The province recently backed out of a promise to pay for teachers' salary hikes this fall, leaving some school boards running deficits and others cutting jobs.
Speaking at the Alberta Teachers' Association's annual meeting in Calgary on Saturday, Education Minister Dave Hancock said the province will pay for increases eventually but it needs school boards to bridge the gap.
Hancock also suggested that Alberta's teachers — who he says are among the best paid in the country — may not always get wage increases.
"If the salaries go up, then the number of positions will go down, and that's not tenable for teachers and that's not tenable for us," Hancock said.
But those comments are not sitting well with teachers.
"Ultimately, the responsibility for appropriately funding public education rests with the provincial government and there are times when I'm, quite frankly, appalled that they're not stepping up to the plate," said Jenny Regal, president of the Calgary public teachers' union.
Regal said without the promised funding, jobs will be cut, class sizes will balloon and the quality of education could suffer.
Student could suffer
Struggling students, she said, could slip through the cracks.
"If you think about the fact there's gonna be less people in the buildings and we're still going to try and do the same amount of work, something's gotta give."
Hancock is looking to extend the current five-year contract for three more years. He also said he wants to move away from salary increases and focus on issues like professional development.

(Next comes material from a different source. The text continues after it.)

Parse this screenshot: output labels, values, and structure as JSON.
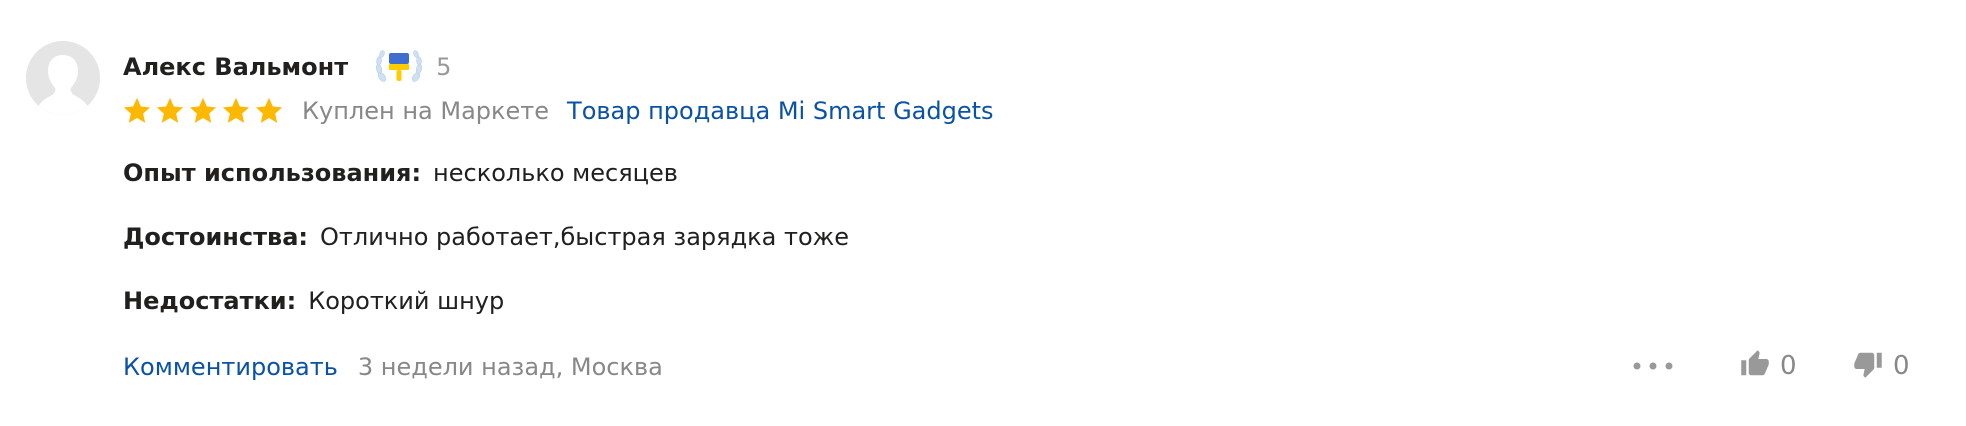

The Alberta Teachers' Association said it wants to wait and see what happens with the economy before entering into talks with the province.